▶ _TASK DESCRIPTION_:
Going line by line through the entries below, tally those that hold the string "price". Give only the total.

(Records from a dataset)
+--

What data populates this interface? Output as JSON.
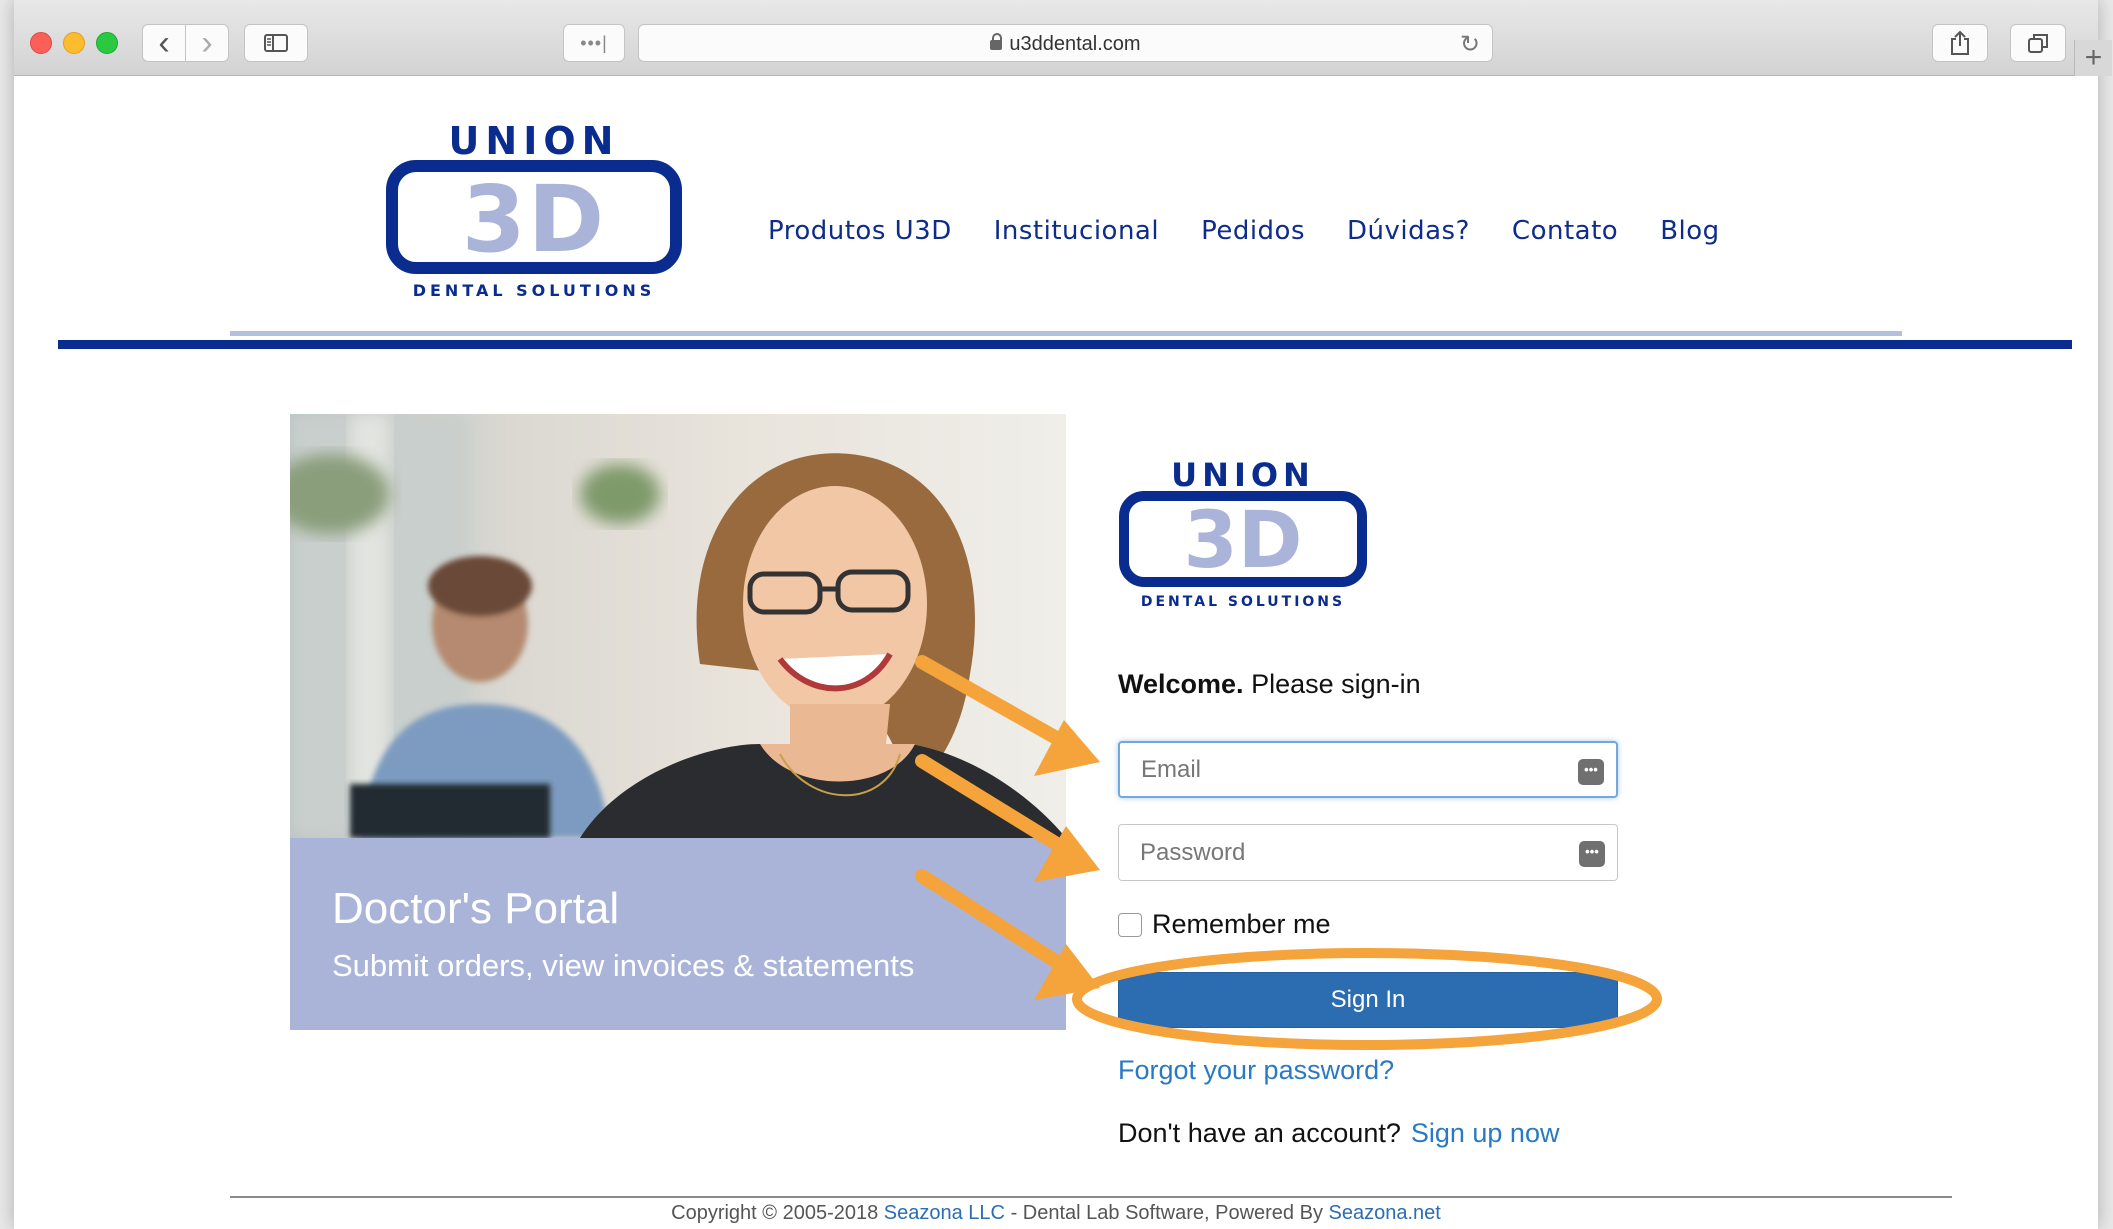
{
  "browser": {
    "url": "u3ddental.com",
    "dots": "•••|",
    "reload": "↻",
    "back": "‹",
    "forward": "›",
    "plus": "+"
  },
  "logo": {
    "top_word": "UNION",
    "mark": "3D",
    "tagline": "DENTAL SOLUTIONS"
  },
  "nav": {
    "items": [
      "Produtos U3D",
      "Institucional",
      "Pedidos",
      "Dúvidas?",
      "Contato",
      "Blog"
    ]
  },
  "hero": {
    "title": "Doctor's Portal",
    "subtitle": "Submit orders, view invoices & statements"
  },
  "login": {
    "welcome_bold": "Welcome.",
    "welcome_rest": "Please sign-in",
    "email_placeholder": "Email",
    "password_placeholder": "Password",
    "key_icon": "•••",
    "remember_label": "Remember me",
    "signin_label": "Sign In",
    "forgot_label": "Forgot your password?",
    "no_account_label": "Don't have an account?",
    "signup_label": "Sign up now"
  },
  "footer": {
    "prefix": "Copyright © 2005-2018",
    "company": "Seazona LLC",
    "middle": "- Dental Lab Software, Powered By",
    "site": "Seazona.net"
  },
  "colors": {
    "brand_navy": "#0a2c8e",
    "brand_light": "#aab4d9",
    "button_blue": "#2c6db2",
    "link_blue": "#2a79c4",
    "annotation_orange": "#f5a33b"
  }
}
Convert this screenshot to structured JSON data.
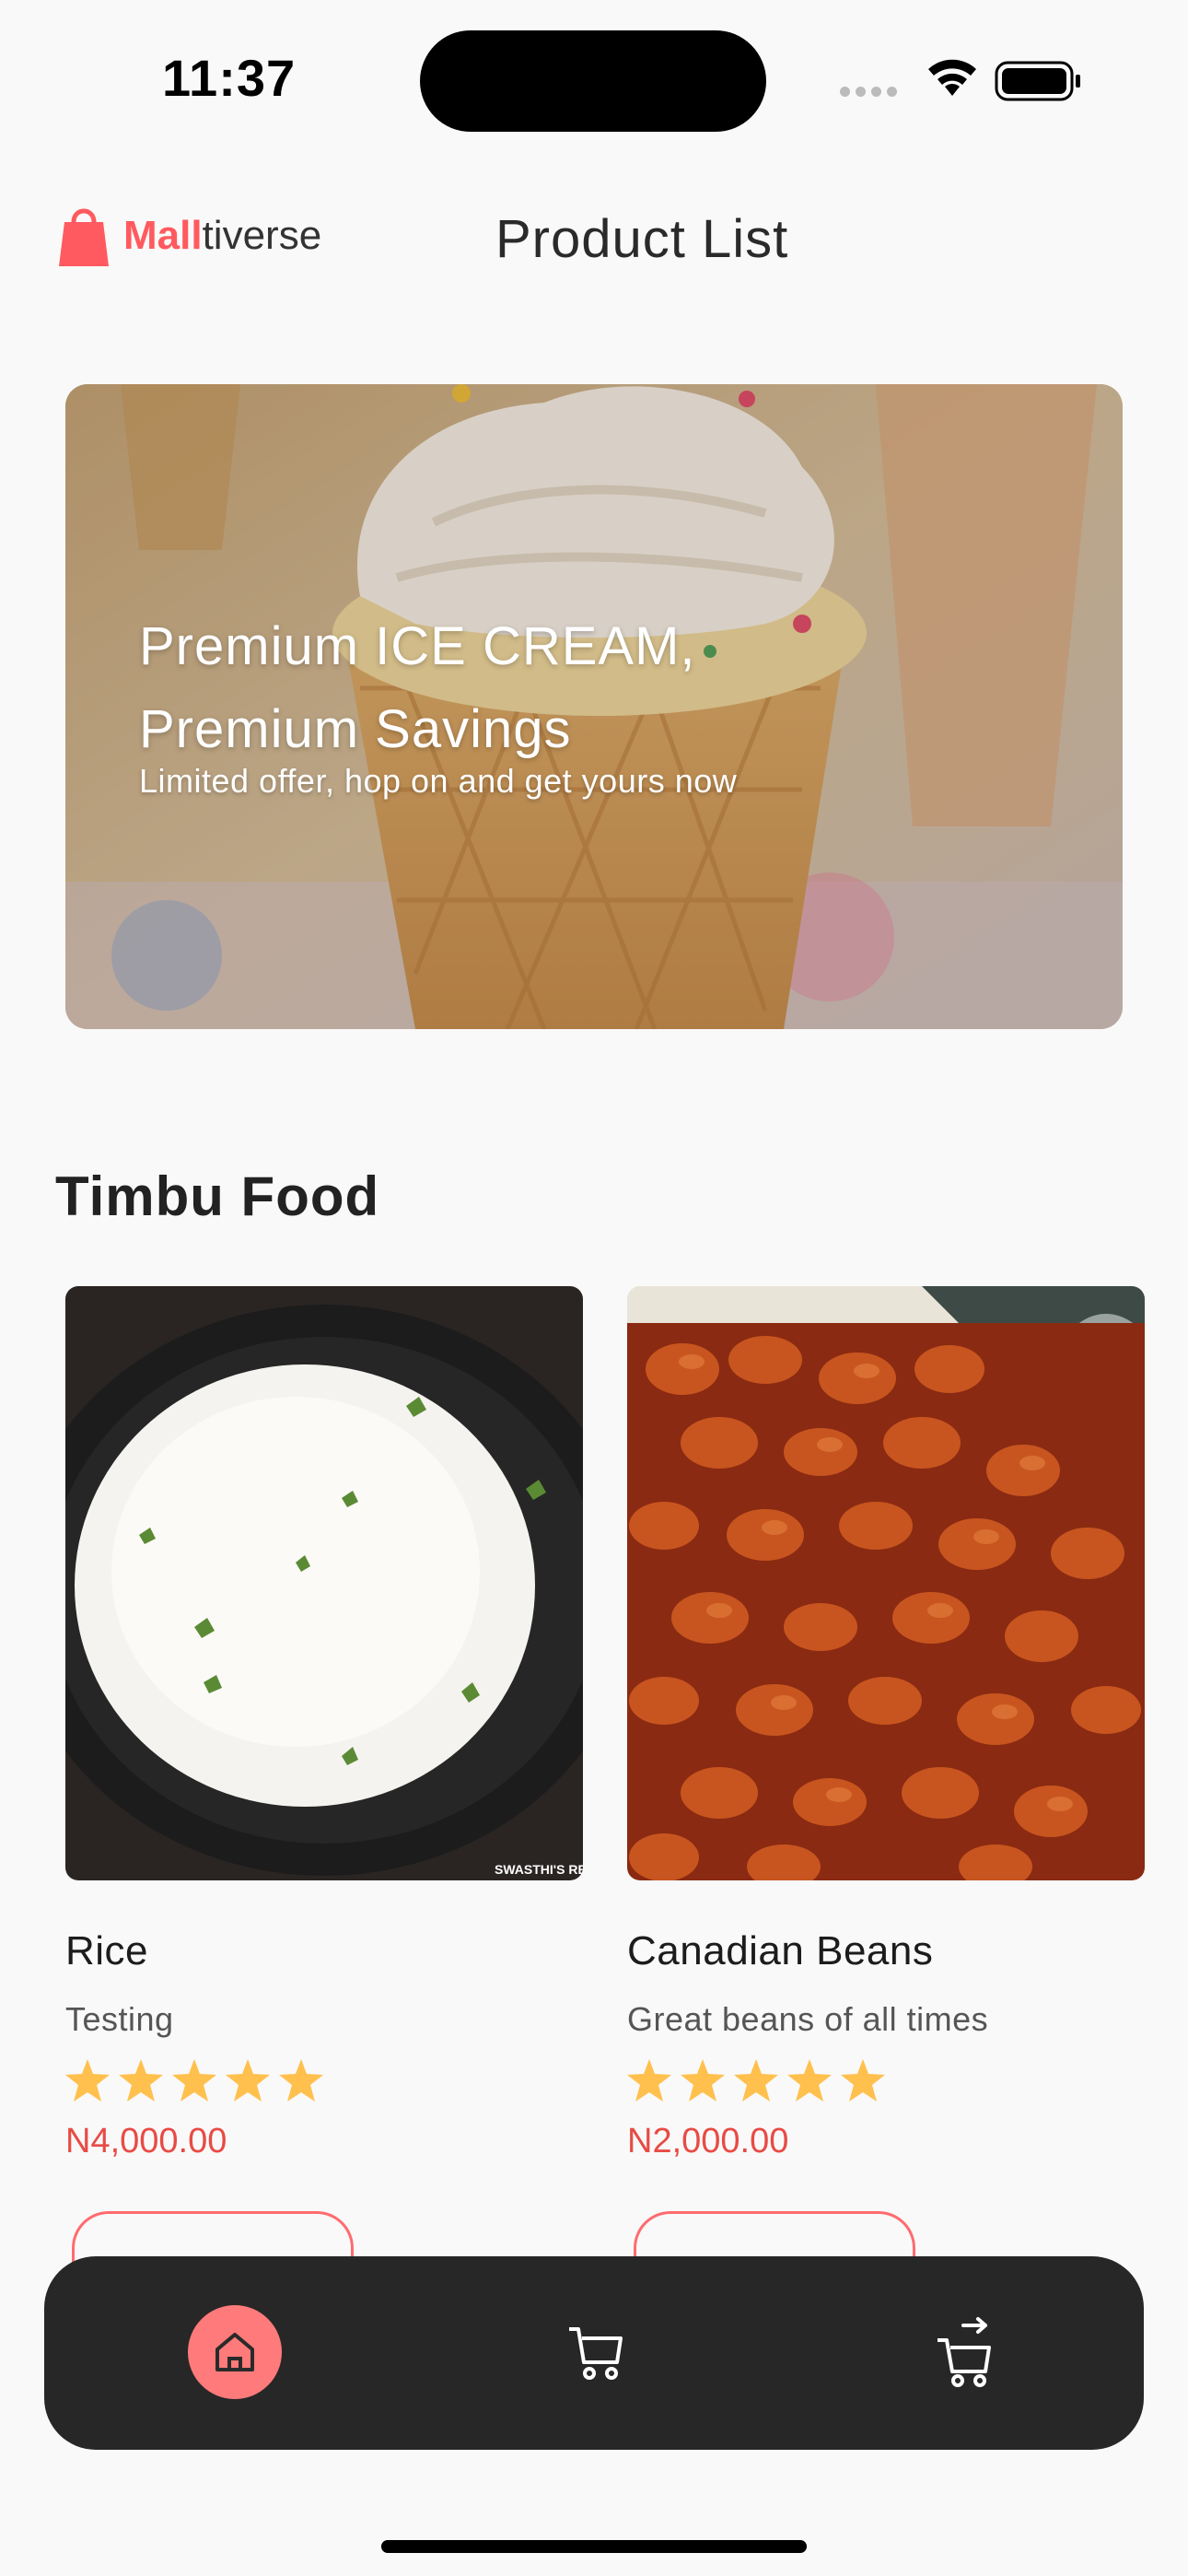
{
  "status_bar": {
    "time": "11:37"
  },
  "header": {
    "logo_mall": "Mall",
    "logo_rest": "tiverse",
    "title": "Product List"
  },
  "banner": {
    "title": "Premium ICE CREAM, Premium Savings",
    "subtitle": "Limited offer, hop on and get yours now"
  },
  "section": {
    "title": "Timbu Food"
  },
  "products": [
    {
      "name": "Rice",
      "description": "Testing",
      "rating": 5,
      "price": "N4,000.00",
      "image_caption": "SWASTHI'S REC"
    },
    {
      "name": "Canadian Beans",
      "description": "Great beans of all times",
      "rating": 5,
      "price": "N2,000.00"
    }
  ],
  "colors": {
    "accent": "#ff5a5f",
    "price": "#e84b45",
    "star": "#ffc04d",
    "nav_bg": "#272727",
    "nav_active": "#ff7a7a"
  },
  "bottom_nav": {
    "items": [
      {
        "icon": "home-icon",
        "active": true
      },
      {
        "icon": "cart-icon",
        "active": false
      },
      {
        "icon": "checkout-cart-icon",
        "active": false
      }
    ]
  }
}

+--

▶ _ANSWER SECTION_:
3